November 13 is the first anniversary of Contemplative Homeschool. The 14th is the Feast of All Carmelite Saints. To celebrate, I’d like to introduce you to a few Carmelite saints and blesseds you may not know. In the future, I hope to delve deeper into the spiritual insights of more Carmelite saints here on my blog.
Blessed Elizabeth of the Trinity
Elizabeth Catez was born in 1880 in France. Her father was in the army. He died when Elizabeth was seven. She, her mother, and sister moved to a home in Dijon that overlooked a Carmelite monastery.
When Elizabeth made her first Communion, the mother superior told her that Elizabeth meant “House of God.” That impressed the young girl. It became the central idea of her spirituality–the realization that the Holy Trinity lived in her soul. She made a private promise of virginity at age 14 and entered Carmel at 20. She spent only five years in the cloister before her death from a prolonged illness in 1906.
During the last three months of her life, she wrote four spiritual treatises. The first was a ten-day retreat for her sister Marguerite, who was married with children. She instructed her sister on how to live a contemplative life in the world.
Following St. Therese, Elizabeth offered herself as a victim to Divine Love. She wrote, “I think that in Heaven my mission will be to draw souls into interior recollection, by helping them go out of themselves in order to cling to God by a wholly simple and loving movement, and to keep them in this great silence within which they will allow God to communicate Himself to them and to transform them into Himself.”
St. Teresa Benedicta of the Cross

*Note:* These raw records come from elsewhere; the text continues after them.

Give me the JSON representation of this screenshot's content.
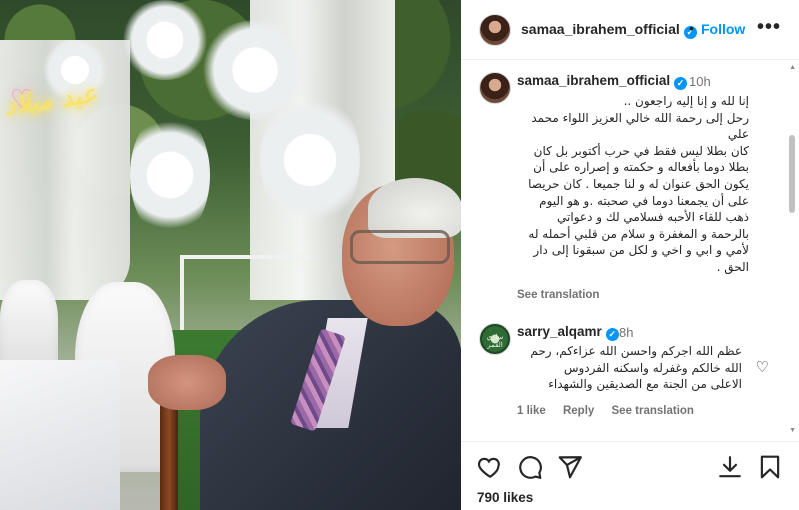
{
  "header": {
    "username": "samaa_ibrahem_official",
    "verified": true,
    "follow_label": "Follow",
    "separator": "•",
    "more_label": "•••"
  },
  "caption": {
    "username": "samaa_ibrahem_official",
    "time": "10h",
    "lines": [
      "إنا لله و إنا إليه راجعون ..",
      "رحل إلى رحمة الله خالي العزيز اللواء محمد",
      "علي",
      "كان بطلا ليس فقط في حرب أكتوبر بل كان",
      "بطلا دوما بأفعاله و حكمته و إصراره على أن",
      "يكون الحق عنوان له و لنا جميعا . كان حريصا",
      "على أن يجمعنا دوما في صحبته .و هو اليوم",
      "ذهب للقاء الأحبه فسلامي لك و دعواتي",
      "بالرحمة و المغفرة و سلام من قلبي أحمله له",
      "لأمي و ابي و اخي و لكل من سبقونا إلى دار",
      "الحق ."
    ],
    "see_translation": "See translation"
  },
  "comment": {
    "username": "sarry_alqamr",
    "time": "8h",
    "avatar_text": "ساري القمر",
    "lines": [
      "عظم الله اجركم واحسن الله عزاءكم، رحم",
      "الله خالكم وغفرله واسكنه الفردوس",
      "الاعلى من الجنة مع الصديقين والشهداء"
    ],
    "likes": "1 like",
    "reply": "Reply",
    "see_translation": "See translation"
  },
  "footer": {
    "likes": "790 likes"
  },
  "photo": {
    "neon_text": "عيد ميلاد"
  },
  "icons": [
    "heart-icon",
    "comment-icon",
    "share-icon",
    "save-icon",
    "more-icon",
    "verified-icon"
  ],
  "colors": {
    "accent": "#0095f6",
    "muted": "#737373",
    "text": "#262626"
  }
}
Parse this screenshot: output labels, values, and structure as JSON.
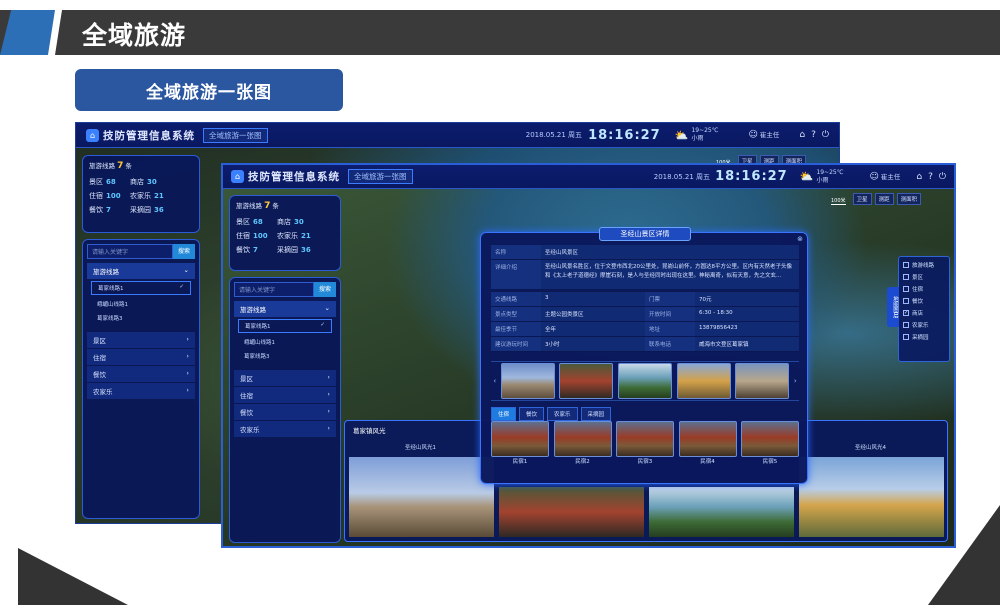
{
  "slide": {
    "title": "全域旅游",
    "subtitle": "全域旅游一张图"
  },
  "app": {
    "system_name": "技防管理信息系统",
    "active_tab": "全域旅游一张图",
    "date": "2018.05.21 周五",
    "time": "18:16:27",
    "weather_temp": "19~25℃",
    "weather_desc": "小雨",
    "user": "崔主任",
    "scale": "100米",
    "map_tools": [
      "卫星",
      "测距",
      "测面积"
    ]
  },
  "stats": {
    "route_label": "旅游线路",
    "route_count": "7",
    "route_unit": "条",
    "items": [
      {
        "label": "景区",
        "value": "68"
      },
      {
        "label": "商店",
        "value": "30"
      },
      {
        "label": "住宿",
        "value": "100"
      },
      {
        "label": "农家乐",
        "value": "21"
      },
      {
        "label": "餐饮",
        "value": "7"
      },
      {
        "label": "采摘园",
        "value": "36"
      }
    ]
  },
  "sidebar": {
    "search_placeholder": "请输入关键字",
    "search_button": "搜索",
    "route_menu": "旅游线路",
    "routes": [
      "葛家线路1",
      "峨嵋山线路1",
      "葛家线路3"
    ],
    "categories": [
      "景区",
      "住宿",
      "餐饮",
      "农家乐"
    ]
  },
  "detail": {
    "title": "圣经山景区详情",
    "rows": [
      {
        "k": "名称",
        "v": "圣经山风景区"
      },
      {
        "k": "详细介绍",
        "v": "圣经山风景名胜区，位于文登市西北20公里处，昆嵛山前怀，方圆达8平方公里。区内有天然老子头像和《太上老子道德经》摩崖石刻，是人与圣经同时出现在这里。神秘离奇，似有天意，先之文玄..."
      }
    ],
    "pairs": [
      {
        "k1": "交通线路",
        "v1": "3",
        "k2": "门票",
        "v2": "70元"
      },
      {
        "k1": "景点类型",
        "v1": "主题公园类景区",
        "k2": "开放时间",
        "v2": "6:30 - 18:30"
      },
      {
        "k1": "最佳季节",
        "v1": "全年",
        "k2": "地址",
        "v2": "13879856423"
      },
      {
        "k1": "建议游玩时间",
        "v1": "3小时",
        "k2": "联系电话",
        "v2": "威海市文登区葛家镇"
      }
    ],
    "tabs": [
      "住宿",
      "餐饮",
      "农家乐",
      "采摘园"
    ],
    "folk": [
      "民宿1",
      "民宿2",
      "民宿3",
      "民宿4",
      "民宿5"
    ]
  },
  "layers": {
    "title": "地图图层",
    "items": [
      {
        "label": "旅游线路",
        "checked": false
      },
      {
        "label": "景区",
        "checked": false
      },
      {
        "label": "住宿",
        "checked": false
      },
      {
        "label": "餐饮",
        "checked": false
      },
      {
        "label": "商店",
        "checked": true
      },
      {
        "label": "农家乐",
        "checked": false
      },
      {
        "label": "采摘园",
        "checked": false
      }
    ]
  },
  "strip": {
    "title": "葛家镇风光",
    "caption_left": "圣经山风光1",
    "caption_right": "圣经山风光4"
  }
}
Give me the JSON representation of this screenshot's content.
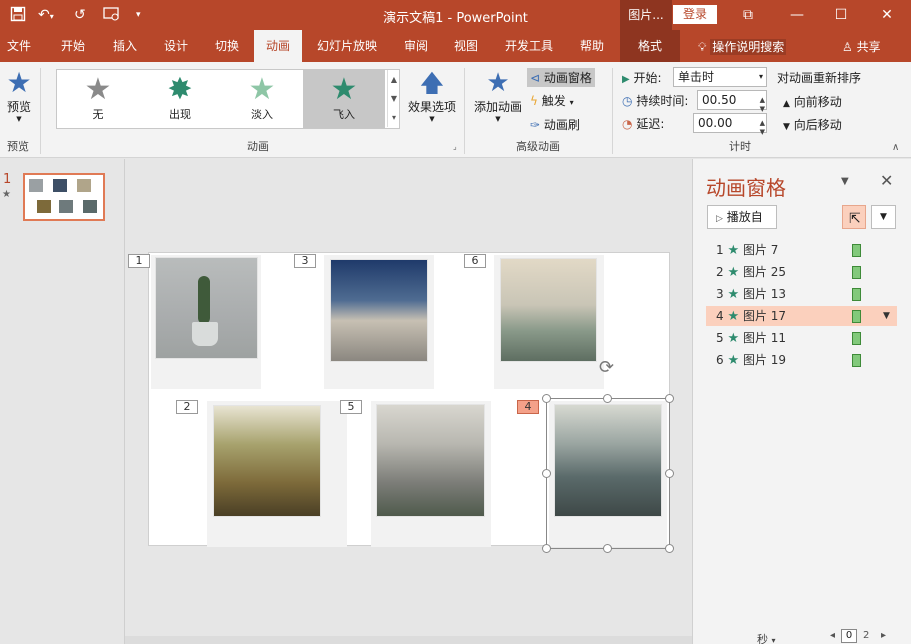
{
  "app": {
    "doc_title": "演示文稿1 - PowerPoint",
    "context_tab": "图片...",
    "login": "登录"
  },
  "icons": {
    "save": "save-icon",
    "undo": "undo-icon",
    "redo": "redo-icon",
    "present": "slideshow-icon",
    "customize": "customize-qa-icon"
  },
  "tabs": [
    "文件",
    "开始",
    "插入",
    "设计",
    "切换",
    "动画",
    "幻灯片放映",
    "审阅",
    "视图",
    "开发工具",
    "帮助",
    "格式"
  ],
  "active_tab": "动画",
  "tell_me": "操作说明搜索",
  "share": "共享",
  "ribbon": {
    "preview": {
      "label": "预览",
      "group": "预览"
    },
    "animation": {
      "group": "动画",
      "gallery": [
        "无",
        "出现",
        "淡入",
        "飞入"
      ],
      "selected": "飞入",
      "effect_options": "效果选项"
    },
    "advanced": {
      "group": "高级动画",
      "add_animation": "添加动画",
      "animation_pane": "动画窗格",
      "trigger": "触发",
      "painter": "动画刷"
    },
    "timing": {
      "group": "计时",
      "start_label": "开始:",
      "start_value": "单击时",
      "duration_label": "持续时间:",
      "duration_value": "00.50",
      "delay_label": "延迟:",
      "delay_value": "00.00",
      "reorder": "对动画重新排序",
      "move_earlier": "向前移动",
      "move_later": "向后移动"
    }
  },
  "thumbnail": {
    "number": "1",
    "mark": "★"
  },
  "slide": {
    "tags": [
      "1",
      "3",
      "6",
      "2",
      "5",
      "4"
    ],
    "selected_tag": "4"
  },
  "anim_pane": {
    "title": "动画窗格",
    "play_from": "播放自",
    "items": [
      {
        "index": "1",
        "name": "图片 7"
      },
      {
        "index": "2",
        "name": "图片 25"
      },
      {
        "index": "3",
        "name": "图片 13"
      },
      {
        "index": "4",
        "name": "图片 17"
      },
      {
        "index": "5",
        "name": "图片 11"
      },
      {
        "index": "6",
        "name": "图片 19"
      }
    ],
    "selected_index": "4",
    "seconds_label": "秒",
    "timeline_value": "0",
    "accent_color": "#b7472a"
  }
}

Teresa Benedicta of the Cross was born Edith Stein in 1891 in Breslau, Germany. Her family was Jewish. As a teenager, she lost her faith in a personal God. However, as she studied philosophy under Edmund Husserl, she became interested in Christianity. When friend and fellow student Adolph Reinach was killed in world War I, Edith sought to comfort his widow. Instead, she was comforted by Mrs. Reinach, who had recently become a Christian. One night while staying at her home, Edith Stein picked up St. Teresa’s Life and read it straight through to the end, staying up all night. When she finished, she said, “That is the truth.” Soon afterwards she was baptized.
Edith taught high school girls and postulants at a Dominican convent. She also studied and wrote about Thomas Aquinas. Finally, she became a Carmelite nun and took the name Teresa Benedicta of the Cross. She continued her philosophical writing. She also wrote The Science of the Cross to commemorate the 400th anniversary of the birth of St. john of the Cross.
Teresa Benedicta offered herself “as a sacrifical expiation for the sake of true peace,” and for the safety and conversion of the Jewish people. In 1942, the Dutch bishops officially condemned the deportation of the Jews. The Nazis responded by arresting Catholics of Jewish descent, including Teresa and her sister Rosa, who had moved to Holland to escape danger. They spent time in two Dutch concentration camps before being transferred to Auschwitz. They were probably sent to the gas chamber upon arrival on August 9.
St. Raphael Kalinowski
Joesph Kalinowski lived a varied and at times dangerous life. He was born into a noble Polish family in 1835. He lost both his mother and step-mother at a young age. As an adult, he entered the Russian military, but was disturbed when he learned that Byzantine Rite Catholics were being forced to enter the Russian Orthodox Church. After Russia sought to suppress a Polish revolt in 1863, he asked to be discharged. He eventually joined the rebels, but was later arrested and sentenced to death. His family interceded and he was exiled to Siberia instead.
Joseph found his escape from oppression in prayer. He assisted the local priest, taught the children of other detainees, and performed acts of charity.
After his release in 1874, he became the tutor of Polish Prince Augusto Czartoyski, who was beatified in 2004. They lived in Paris. Joseph was at the time discerning entering a religious order. He settled on the Carmelites and joined them in 1877. There was only one Carmelite monastery in Poland at the time. Fr. Raphael, as he was called, wanted to revitalize the Carmelite Order in Poland. He established a monastery in Krakow.
Fr. Raphael told the friars under his care, “Our first obligation in Carmel is to have a conversation with God by our every action.” He longed for the unification of all Christians. He spread the Brown Scapular and devotion to Our Lady of Mount Carmel throughout eastern Europe.
Fr. Raphael died in Krakow in 1907.
Share with us: Who is your favorite Carmelite saint? What other Carmelite saints would you like to learn more about?